This microcosm within the Topoli hashtag brought to light the effect a small, yet vocal group or individual can have not only on polls and data, but on the perceptions of what is occurring politically. Toronto politics outside of social media reflected this phenomena as well. It has been rumoured for a couple days that the Forum Poll which was released today, placed Rob Ford in the lead. Speculation on this rumour had people in a reactionary position before the poll was even released. Yet, no one knows where this speculation came from, nor do we know for sure if the rumours affected the eventual outcome of the poll. Had there not been such a rumour would John Tory be in first place? Were people utilizing strategic voting and selecting Tory as their first choice to ensure Ford was not in that position? Does this allow for the true sense of democracy? Are people voting for those who best represent them and their political views, or are they reacting to the overly vocal, paranoid or manipulative narratives created by individuals hoping to increase their social capital, gain power, or in a broader sense effect the outcome of the Toronto election.
In a 2003 study Thomas C. Ellington found that “Paranoia extends beyond what is conventionally called mental illness and has enormous costs for democracy, particularly when that distrust is directed at the state.” Ellington argues that the paranoia can develop or be supplemented by the corrosive effect of official secrecy from the government, and it has an effect on democracy as a whole. Government secrecy creates a fertile ground for conspiracy theories and for the paranoid style of politics. In his opinion it can potentially poison the relationship between citizens and the state. (“Won’t Get Fooled Again: The Paranoid Style in the National Security State,”
Government and Opposition 38, no. 4 (2003): 436–455, 437)

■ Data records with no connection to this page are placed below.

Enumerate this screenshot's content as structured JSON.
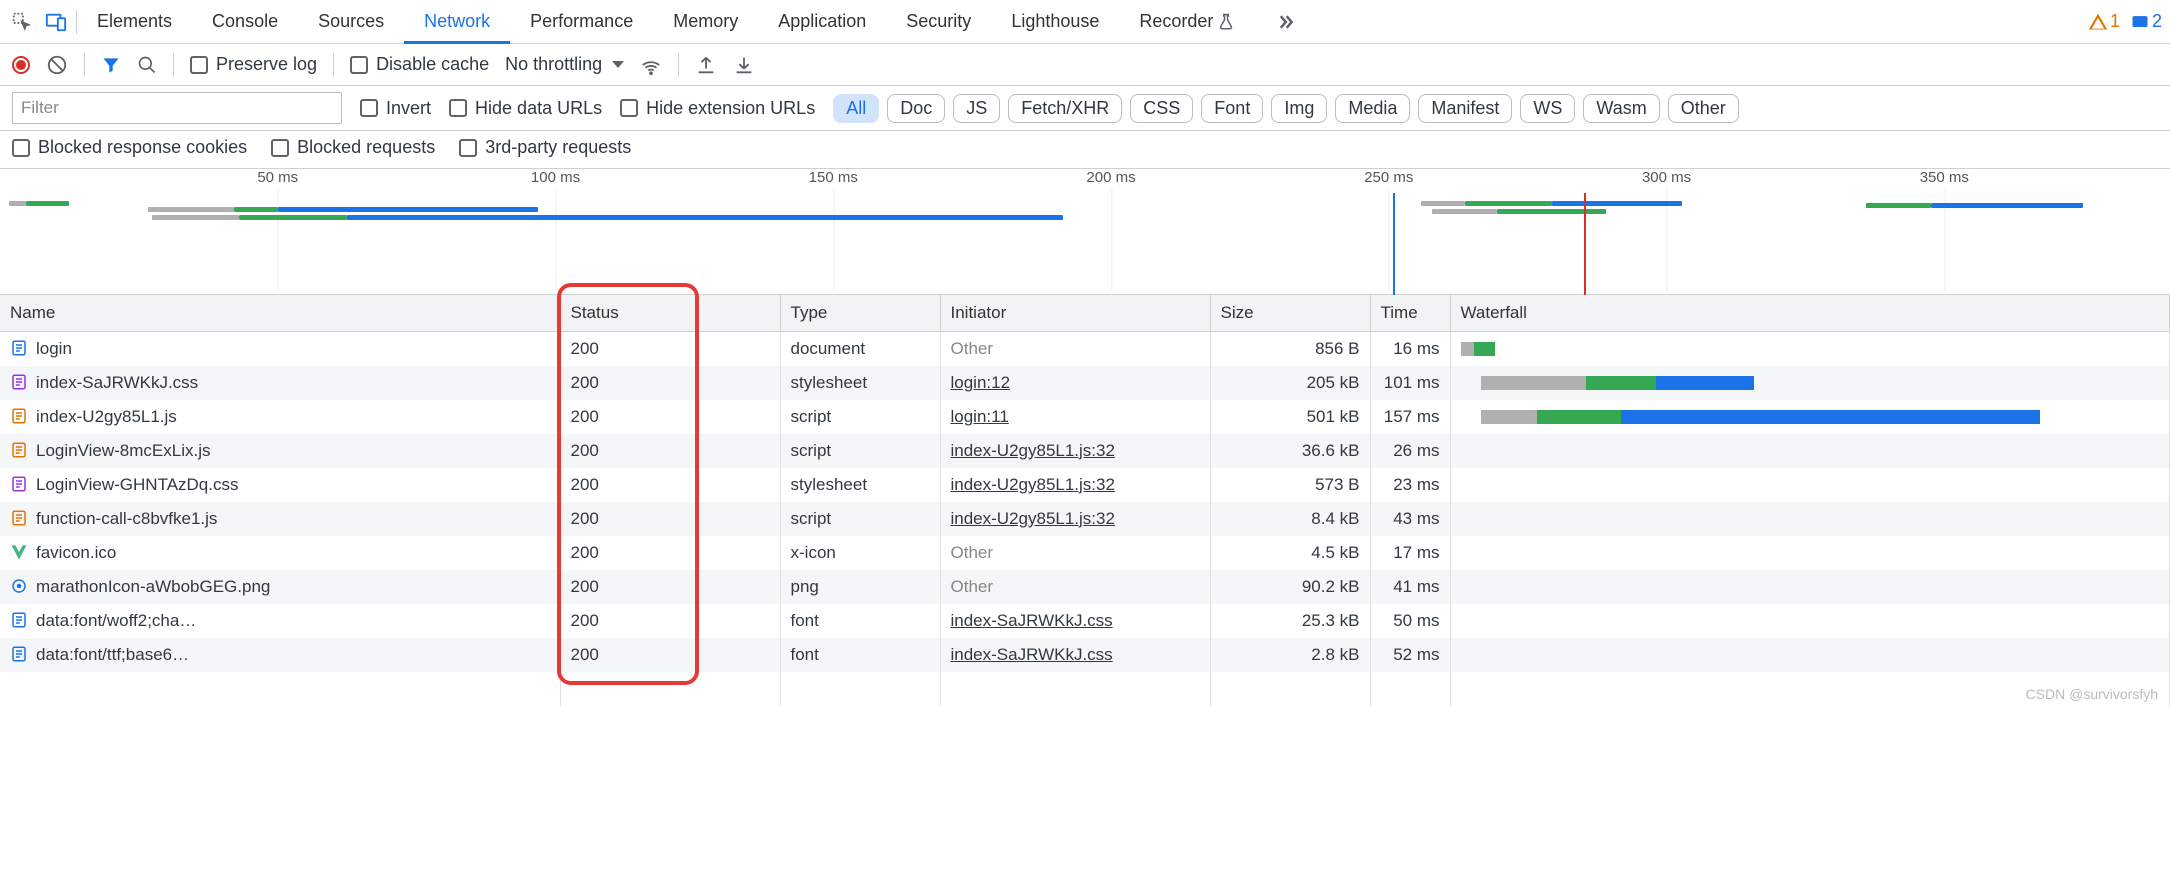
{
  "tabs": {
    "items": [
      "Elements",
      "Console",
      "Sources",
      "Network",
      "Performance",
      "Memory",
      "Application",
      "Security",
      "Lighthouse",
      "Recorder"
    ],
    "active": "Network"
  },
  "badges": {
    "warn": "1",
    "msg": "2"
  },
  "toolbar": {
    "preserve_log": "Preserve log",
    "disable_cache": "Disable cache",
    "throttling": "No throttling"
  },
  "filter": {
    "placeholder": "Filter",
    "invert": "Invert",
    "hide_data_urls": "Hide data URLs",
    "hide_ext_urls": "Hide extension URLs",
    "types": [
      "All",
      "Doc",
      "JS",
      "Fetch/XHR",
      "CSS",
      "Font",
      "Img",
      "Media",
      "Manifest",
      "WS",
      "Wasm",
      "Other"
    ],
    "active_type": "All",
    "blocked_cookies": "Blocked response cookies",
    "blocked_requests": "Blocked requests",
    "third_party": "3rd-party requests"
  },
  "timeline": {
    "ticks": [
      "50 ms",
      "100 ms",
      "150 ms",
      "200 ms",
      "250 ms",
      "300 ms",
      "350 ms"
    ]
  },
  "table": {
    "headers": {
      "name": "Name",
      "status": "Status",
      "type": "Type",
      "initiator": "Initiator",
      "size": "Size",
      "time": "Time",
      "waterfall": "Waterfall"
    },
    "rows": [
      {
        "icon": "doc",
        "icon_color": "#1a73e8",
        "name": "login",
        "status": "200",
        "type": "document",
        "initiator": "Other",
        "initiator_link": false,
        "size": "856 B",
        "time": "16 ms",
        "wf": [
          {
            "l": 0,
            "w": 2,
            "c": "#b0b0b0"
          },
          {
            "l": 2,
            "w": 3,
            "c": "#34a853"
          }
        ]
      },
      {
        "icon": "css",
        "icon_color": "#9334e6",
        "name": "index-SaJRWKkJ.css",
        "status": "200",
        "type": "stylesheet",
        "initiator": "login:12",
        "initiator_link": true,
        "size": "205 kB",
        "time": "101 ms",
        "wf": [
          {
            "l": 3,
            "w": 15,
            "c": "#b0b0b0"
          },
          {
            "l": 18,
            "w": 10,
            "c": "#34a853"
          },
          {
            "l": 28,
            "w": 14,
            "c": "#1a73e8"
          }
        ]
      },
      {
        "icon": "js",
        "icon_color": "#e37400",
        "name": "index-U2gy85L1.js",
        "status": "200",
        "type": "script",
        "initiator": "login:11",
        "initiator_link": true,
        "size": "501 kB",
        "time": "157 ms",
        "wf": [
          {
            "l": 3,
            "w": 8,
            "c": "#b0b0b0"
          },
          {
            "l": 11,
            "w": 12,
            "c": "#34a853"
          },
          {
            "l": 23,
            "w": 60,
            "c": "#1a73e8"
          }
        ]
      },
      {
        "icon": "js",
        "icon_color": "#e37400",
        "name": "LoginView-8mcExLix.js",
        "status": "200",
        "type": "script",
        "initiator": "index-U2gy85L1.js:32",
        "initiator_link": true,
        "size": "36.6 kB",
        "time": "26 ms",
        "wf": []
      },
      {
        "icon": "css",
        "icon_color": "#9334e6",
        "name": "LoginView-GHNTAzDq.css",
        "status": "200",
        "type": "stylesheet",
        "initiator": "index-U2gy85L1.js:32",
        "initiator_link": true,
        "size": "573 B",
        "time": "23 ms",
        "wf": []
      },
      {
        "icon": "js",
        "icon_color": "#e37400",
        "name": "function-call-c8bvfke1.js",
        "status": "200",
        "type": "script",
        "initiator": "index-U2gy85L1.js:32",
        "initiator_link": true,
        "size": "8.4 kB",
        "time": "43 ms",
        "wf": []
      },
      {
        "icon": "vue",
        "icon_color": "#41b883",
        "name": "favicon.ico",
        "status": "200",
        "type": "x-icon",
        "initiator": "Other",
        "initiator_link": false,
        "size": "4.5 kB",
        "time": "17 ms",
        "wf": []
      },
      {
        "icon": "img",
        "icon_color": "#1a73e8",
        "name": "marathonIcon-aWbobGEG.png",
        "status": "200",
        "type": "png",
        "initiator": "Other",
        "initiator_link": false,
        "size": "90.2 kB",
        "time": "41 ms",
        "wf": []
      },
      {
        "icon": "font",
        "icon_color": "#1a73e8",
        "name": "data:font/woff2;cha…",
        "status": "200",
        "type": "font",
        "initiator": "index-SaJRWKkJ.css",
        "initiator_link": true,
        "size": "25.3 kB",
        "time": "50 ms",
        "wf": []
      },
      {
        "icon": "font",
        "icon_color": "#1a73e8",
        "name": "data:font/ttf;base6…",
        "status": "200",
        "type": "font",
        "initiator": "index-SaJRWKkJ.css",
        "initiator_link": true,
        "size": "2.8 kB",
        "time": "52 ms",
        "wf": []
      }
    ]
  },
  "watermark": "CSDN @survivorsfyh"
}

In a city where the public sphere has deteriorated to the extent that discourse no longer exists, where individuals who express opinions other than yours are attacked and labeled, this type of manufactured paranoia and/or drive for “power,” even within the microcosm of a hashtag on Twitter, can have an impact. What we need to do is actually engage in conversations, ask questions, not attack or presume. We need to create our opinions through interactions with others with varying points of views, varying social positions within the city, and most importantly vote for the candidate that best represents us. Let democracy work, by voting for who you want, not who you do not want. Let democracy work, by being engaged not just by voting, by being an active citizen within the political and public spheres. Do not let the pressures of a vocal few effect your democratic right to vote for who you want. Stand true to yourself, to your choices and your decisions, and do not let the wave of paranoia and egotism, affect your political freedom and democratic rights as a citizen.
PS. If you want to know what Sean discovered with his poll go here